→ TASK PROMPT: Apart from the pictures, print the data below exactly as given.

[Stored data]
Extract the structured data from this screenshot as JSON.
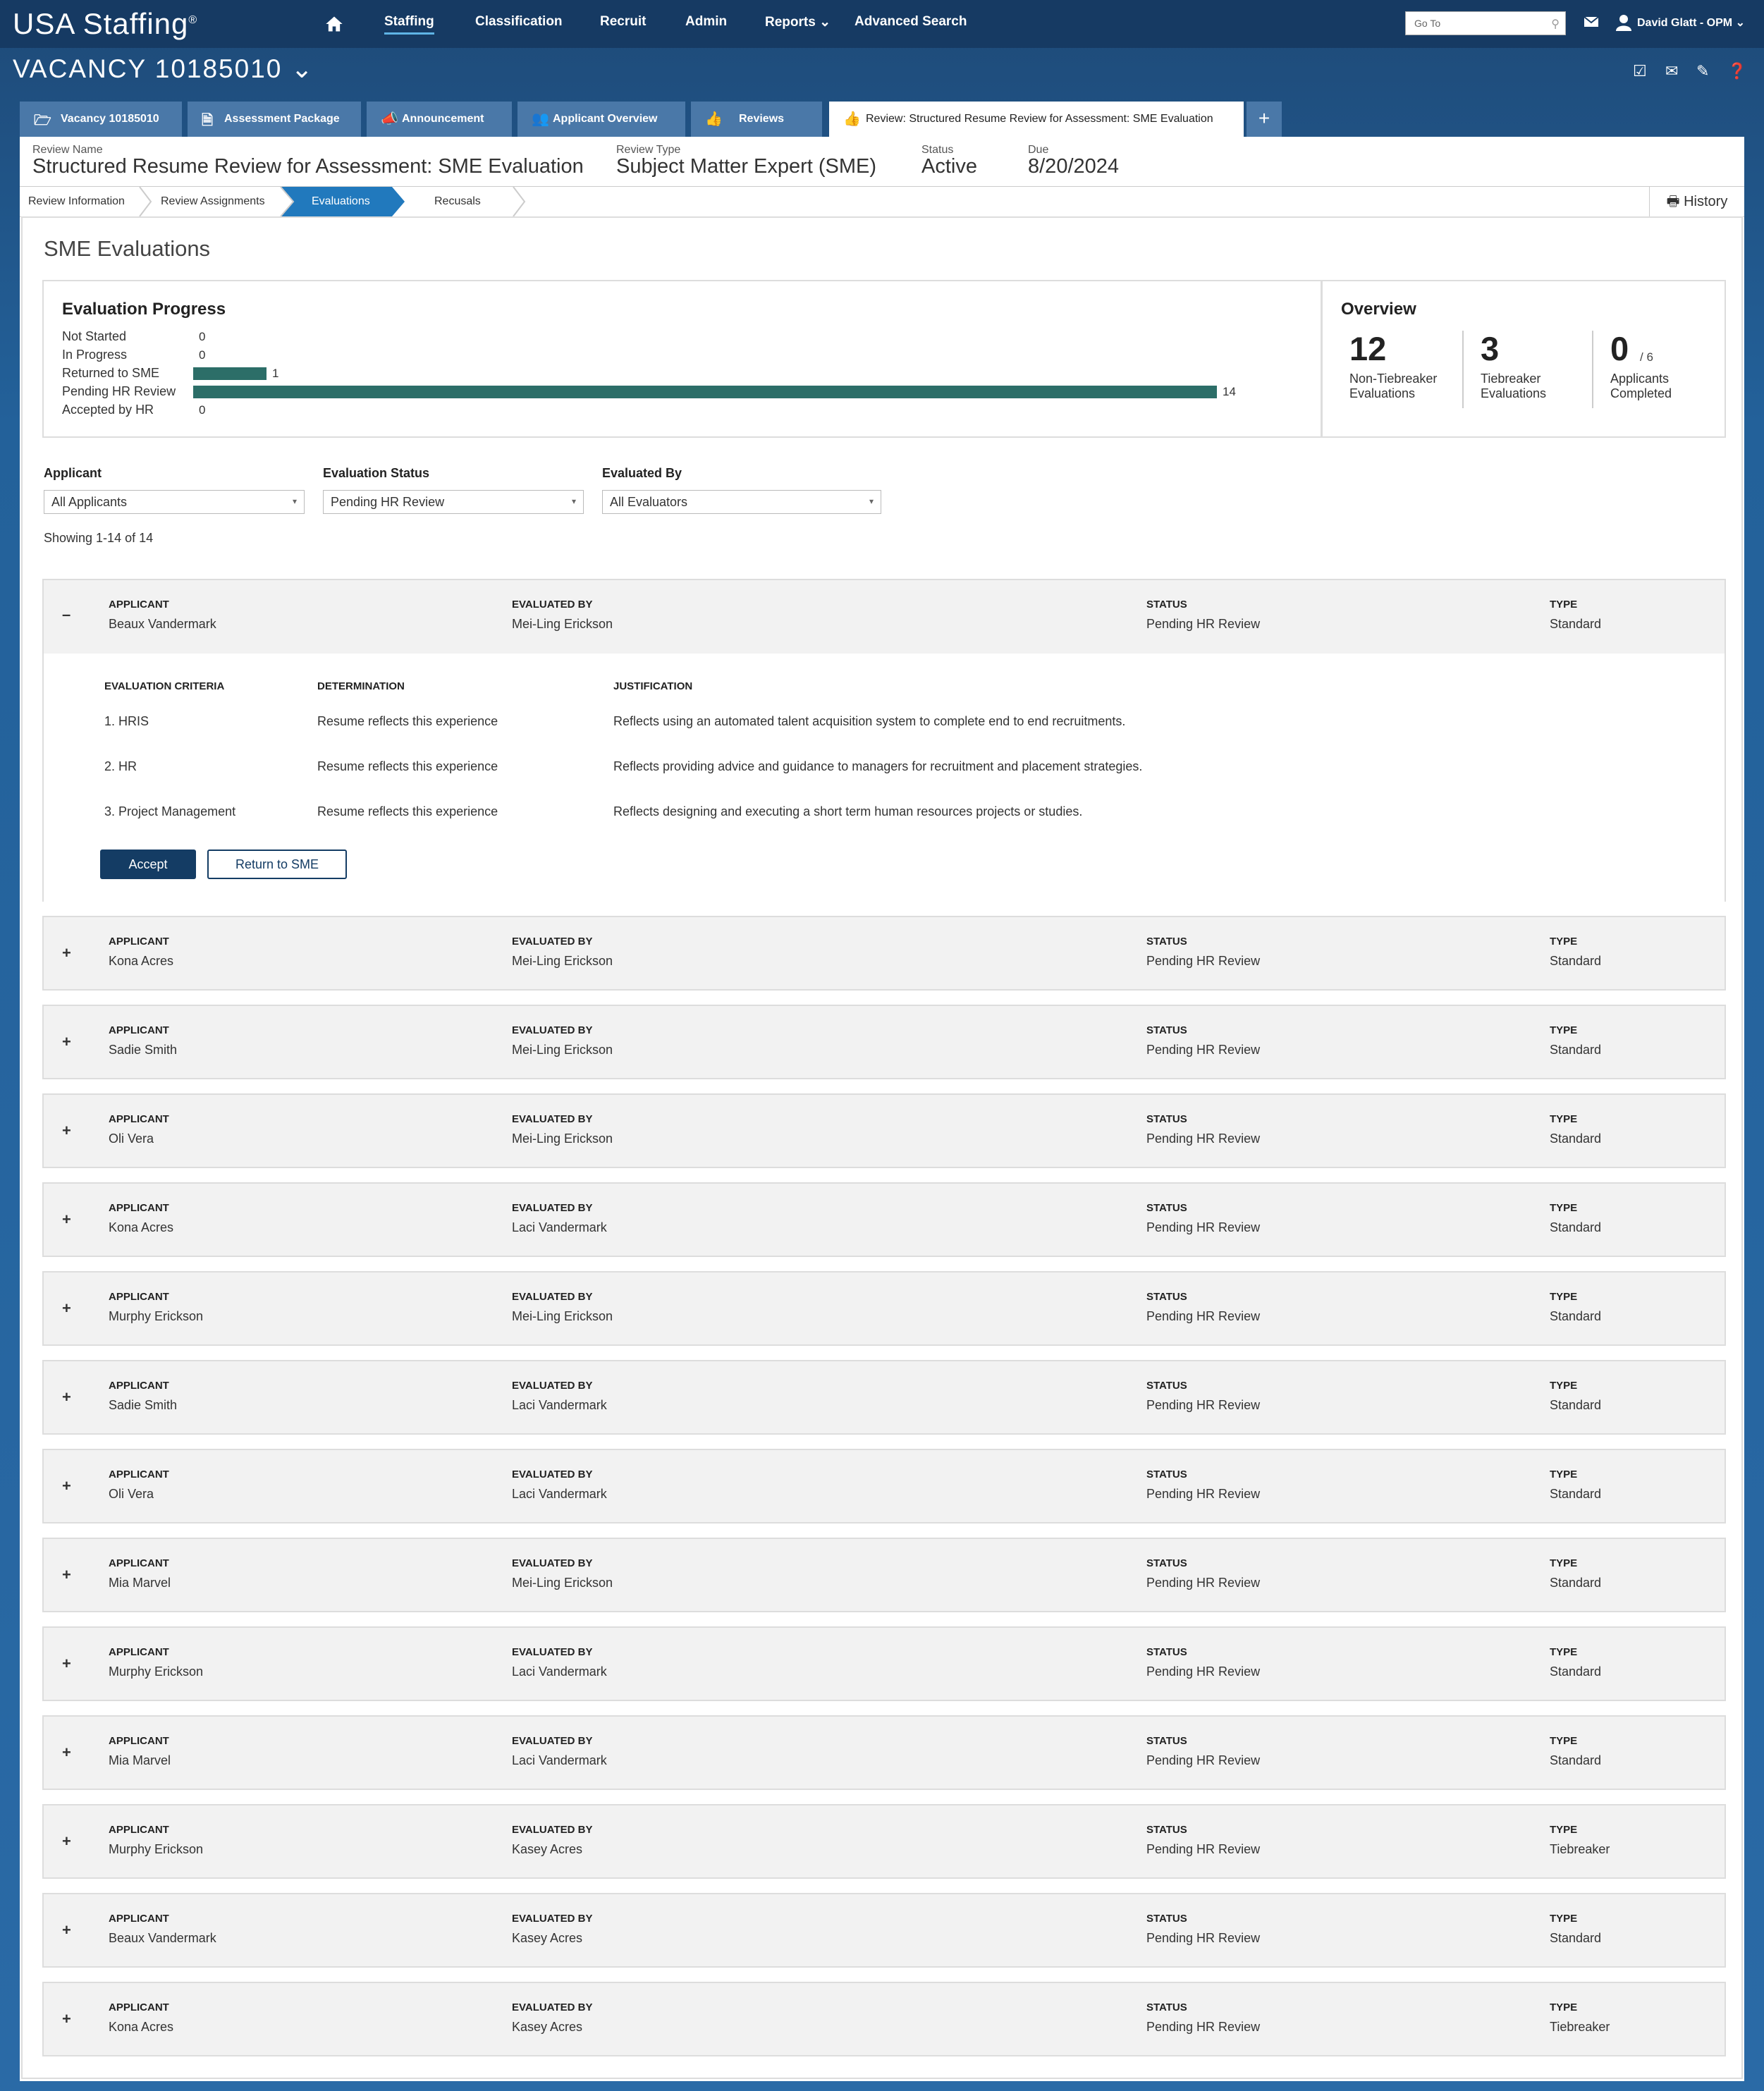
{
  "app": {
    "logo": "USA Staffing",
    "logo_mark": "®"
  },
  "nav": {
    "items": [
      "Staffing",
      "Classification",
      "Recruit",
      "Admin",
      "Reports",
      "Advanced Search"
    ],
    "reports_caret": "⌄",
    "goto_placeholder": "Go To",
    "user": "David Glatt - OPM"
  },
  "vacancy": {
    "title": "VACANCY 10185010",
    "caret": "⌄"
  },
  "tabs": [
    {
      "label": "Vacancy 10185010",
      "icon": "folder-icon"
    },
    {
      "label": "Assessment Package",
      "icon": "document-icon"
    },
    {
      "label": "Announcement",
      "icon": "megaphone-icon"
    },
    {
      "label": "Applicant Overview",
      "icon": "people-icon"
    },
    {
      "label": "Reviews",
      "icon": "thumbs-up-icon"
    },
    {
      "label": "Review: Structured Resume Review for Assessment: SME Evaluation",
      "icon": "thumbs-up-icon"
    }
  ],
  "review": {
    "name_label": "Review Name",
    "name": "Structured Resume Review for Assessment: SME Evaluation",
    "type_label": "Review Type",
    "type": "Subject Matter Expert (SME)",
    "status_label": "Status",
    "status": "Active",
    "due_label": "Due",
    "due": "8/20/2024"
  },
  "steps": [
    "Review Information",
    "Review Assignments",
    "Evaluations",
    "Recusals"
  ],
  "active_step": "Evaluations",
  "history_label": "History",
  "page_title": "SME Evaluations",
  "progress": {
    "title": "Evaluation Progress",
    "rows": [
      {
        "label": "Not Started",
        "count": "0",
        "value": 0
      },
      {
        "label": "In Progress",
        "count": "0",
        "value": 0
      },
      {
        "label": "Returned to SME",
        "count": "1",
        "value": 1
      },
      {
        "label": "Pending HR Review",
        "count": "14",
        "value": 14
      },
      {
        "label": "Accepted by HR",
        "count": "0",
        "value": 0
      }
    ],
    "bar_color": "#2c6e68"
  },
  "overview": {
    "title": "Overview",
    "stats": [
      {
        "num": "12",
        "sub": "",
        "label1": "Non-Tiebreaker",
        "label2": "Evaluations"
      },
      {
        "num": "3",
        "sub": "",
        "label1": "Tiebreaker",
        "label2": "Evaluations"
      },
      {
        "num": "0",
        "sub": "/ 6",
        "label1": "Applicants",
        "label2": "Completed"
      }
    ]
  },
  "filters": {
    "applicant_label": "Applicant",
    "applicant_value": "All Applicants",
    "status_label": "Evaluation Status",
    "status_value": "Pending HR Review",
    "evaluator_label": "Evaluated By",
    "evaluator_value": "All Evaluators",
    "caret": "▾"
  },
  "showing": "Showing 1-14 of 14",
  "col_headers": {
    "applicant": "APPLICANT",
    "evaluated_by": "EVALUATED BY",
    "status": "STATUS",
    "type": "TYPE"
  },
  "expanded_headers": {
    "criteria": "EVALUATION CRITERIA",
    "determination": "DETERMINATION",
    "justification": "JUSTIFICATION"
  },
  "criteria": [
    {
      "criteria": "1. HRIS",
      "determination": "Resume reflects this experience",
      "justification": "Reflects using an automated talent acquisition system to complete end to end recruitments."
    },
    {
      "criteria": "2. HR",
      "determination": "Resume reflects this experience",
      "justification": "Reflects providing advice and guidance to managers for recruitment and placement strategies."
    },
    {
      "criteria": "3. Project Management",
      "determination": "Resume reflects this experience",
      "justification": "Reflects designing and executing a short term human resources projects or studies."
    }
  ],
  "actions": {
    "accept": "Accept",
    "return": "Return to SME"
  },
  "toggle": {
    "expanded": "–",
    "collapsed": "+"
  },
  "evaluations": [
    {
      "applicant": "Beaux Vandermark",
      "evaluator": "Mei-Ling Erickson",
      "status": "Pending HR Review",
      "type": "Standard"
    },
    {
      "applicant": "Kona Acres",
      "evaluator": "Mei-Ling Erickson",
      "status": "Pending HR Review",
      "type": "Standard"
    },
    {
      "applicant": "Sadie Smith",
      "evaluator": "Mei-Ling Erickson",
      "status": "Pending HR Review",
      "type": "Standard"
    },
    {
      "applicant": "Oli Vera",
      "evaluator": "Mei-Ling Erickson",
      "status": "Pending HR Review",
      "type": "Standard"
    },
    {
      "applicant": "Kona Acres",
      "evaluator": "Laci Vandermark",
      "status": "Pending HR Review",
      "type": "Standard"
    },
    {
      "applicant": "Murphy Erickson",
      "evaluator": "Mei-Ling Erickson",
      "status": "Pending HR Review",
      "type": "Standard"
    },
    {
      "applicant": "Sadie Smith",
      "evaluator": "Laci Vandermark",
      "status": "Pending HR Review",
      "type": "Standard"
    },
    {
      "applicant": "Oli Vera",
      "evaluator": "Laci Vandermark",
      "status": "Pending HR Review",
      "type": "Standard"
    },
    {
      "applicant": "Mia Marvel",
      "evaluator": "Mei-Ling Erickson",
      "status": "Pending HR Review",
      "type": "Standard"
    },
    {
      "applicant": "Murphy Erickson",
      "evaluator": "Laci Vandermark",
      "status": "Pending HR Review",
      "type": "Standard"
    },
    {
      "applicant": "Mia Marvel",
      "evaluator": "Laci Vandermark",
      "status": "Pending HR Review",
      "type": "Standard"
    },
    {
      "applicant": "Murphy Erickson",
      "evaluator": "Kasey Acres",
      "status": "Pending HR Review",
      "type": "Tiebreaker"
    },
    {
      "applicant": "Beaux Vandermark",
      "evaluator": "Kasey Acres",
      "status": "Pending HR Review",
      "type": "Standard"
    },
    {
      "applicant": "Kona Acres",
      "evaluator": "Kasey Acres",
      "status": "Pending HR Review",
      "type": "Tiebreaker"
    }
  ]
}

→ EXERCISE ANSWER:
Extract the structured data from this screenshot as JSON.
{
  "app": {
    "logo": "USA Staffing",
    "logo_mark": "®"
  },
  "nav": {
    "items": [
      "Staffing",
      "Classification",
      "Recruit",
      "Admin",
      "Reports",
      "Advanced Search"
    ],
    "reports_caret": "⌄",
    "goto_placeholder": "Go To",
    "user": "David Glatt - OPM"
  },
  "vacancy": {
    "title": "VACANCY 10185010",
    "caret": "⌄"
  },
  "tabs": [
    {
      "label": "Vacancy 10185010",
      "icon": "folder-icon"
    },
    {
      "label": "Assessment Package",
      "icon": "document-icon"
    },
    {
      "label": "Announcement",
      "icon": "megaphone-icon"
    },
    {
      "label": "Applicant Overview",
      "icon": "people-icon"
    },
    {
      "label": "Reviews",
      "icon": "thumbs-up-icon"
    },
    {
      "label": "Review: Structured Resume Review for Assessment: SME Evaluation",
      "icon": "thumbs-up-icon"
    }
  ],
  "review": {
    "name_label": "Review Name",
    "name": "Structured Resume Review for Assessment: SME Evaluation",
    "type_label": "Review Type",
    "type": "Subject Matter Expert (SME)",
    "status_label": "Status",
    "status": "Active",
    "due_label": "Due",
    "due": "8/20/2024"
  },
  "steps": [
    "Review Information",
    "Review Assignments",
    "Evaluations",
    "Recusals"
  ],
  "active_step": "Evaluations",
  "history_label": "History",
  "page_title": "SME Evaluations",
  "progress": {
    "title": "Evaluation Progress",
    "rows": [
      {
        "label": "Not Started",
        "count": "0",
        "value": 0
      },
      {
        "label": "In Progress",
        "count": "0",
        "value": 0
      },
      {
        "label": "Returned to SME",
        "count": "1",
        "value": 1
      },
      {
        "label": "Pending HR Review",
        "count": "14",
        "value": 14
      },
      {
        "label": "Accepted by HR",
        "count": "0",
        "value": 0
      }
    ],
    "bar_color": "#2c6e68"
  },
  "overview": {
    "title": "Overview",
    "stats": [
      {
        "num": "12",
        "sub": "",
        "label1": "Non-Tiebreaker",
        "label2": "Evaluations"
      },
      {
        "num": "3",
        "sub": "",
        "label1": "Tiebreaker",
        "label2": "Evaluations"
      },
      {
        "num": "0",
        "sub": "/ 6",
        "label1": "Applicants",
        "label2": "Completed"
      }
    ]
  },
  "filters": {
    "applicant_label": "Applicant",
    "applicant_value": "All Applicants",
    "status_label": "Evaluation Status",
    "status_value": "Pending HR Review",
    "evaluator_label": "Evaluated By",
    "evaluator_value": "All Evaluators",
    "caret": "▾"
  },
  "showing": "Showing 1-14 of 14",
  "col_headers": {
    "applicant": "APPLICANT",
    "evaluated_by": "EVALUATED BY",
    "status": "STATUS",
    "type": "TYPE"
  },
  "expanded_headers": {
    "criteria": "EVALUATION CRITERIA",
    "determination": "DETERMINATION",
    "justification": "JUSTIFICATION"
  },
  "criteria": [
    {
      "criteria": "1. HRIS",
      "determination": "Resume reflects this experience",
      "justification": "Reflects using an automated talent acquisition system to complete end to end recruitments."
    },
    {
      "criteria": "2. HR",
      "determination": "Resume reflects this experience",
      "justification": "Reflects providing advice and guidance to managers for recruitment and placement strategies."
    },
    {
      "criteria": "3. Project Management",
      "determination": "Resume reflects this experience",
      "justification": "Reflects designing and executing a short term human resources projects or studies."
    }
  ],
  "actions": {
    "accept": "Accept",
    "return": "Return to SME"
  },
  "toggle": {
    "expanded": "–",
    "collapsed": "+"
  },
  "evaluations": [
    {
      "applicant": "Beaux Vandermark",
      "evaluator": "Mei-Ling Erickson",
      "status": "Pending HR Review",
      "type": "Standard"
    },
    {
      "applicant": "Kona Acres",
      "evaluator": "Mei-Ling Erickson",
      "status": "Pending HR Review",
      "type": "Standard"
    },
    {
      "applicant": "Sadie Smith",
      "evaluator": "Mei-Ling Erickson",
      "status": "Pending HR Review",
      "type": "Standard"
    },
    {
      "applicant": "Oli Vera",
      "evaluator": "Mei-Ling Erickson",
      "status": "Pending HR Review",
      "type": "Standard"
    },
    {
      "applicant": "Kona Acres",
      "evaluator": "Laci Vandermark",
      "status": "Pending HR Review",
      "type": "Standard"
    },
    {
      "applicant": "Murphy Erickson",
      "evaluator": "Mei-Ling Erickson",
      "status": "Pending HR Review",
      "type": "Standard"
    },
    {
      "applicant": "Sadie Smith",
      "evaluator": "Laci Vandermark",
      "status": "Pending HR Review",
      "type": "Standard"
    },
    {
      "applicant": "Oli Vera",
      "evaluator": "Laci Vandermark",
      "status": "Pending HR Review",
      "type": "Standard"
    },
    {
      "applicant": "Mia Marvel",
      "evaluator": "Mei-Ling Erickson",
      "status": "Pending HR Review",
      "type": "Standard"
    },
    {
      "applicant": "Murphy Erickson",
      "evaluator": "Laci Vandermark",
      "status": "Pending HR Review",
      "type": "Standard"
    },
    {
      "applicant": "Mia Marvel",
      "evaluator": "Laci Vandermark",
      "status": "Pending HR Review",
      "type": "Standard"
    },
    {
      "applicant": "Murphy Erickson",
      "evaluator": "Kasey Acres",
      "status": "Pending HR Review",
      "type": "Tiebreaker"
    },
    {
      "applicant": "Beaux Vandermark",
      "evaluator": "Kasey Acres",
      "status": "Pending HR Review",
      "type": "Standard"
    },
    {
      "applicant": "Kona Acres",
      "evaluator": "Kasey Acres",
      "status": "Pending HR Review",
      "type": "Tiebreaker"
    }
  ]
}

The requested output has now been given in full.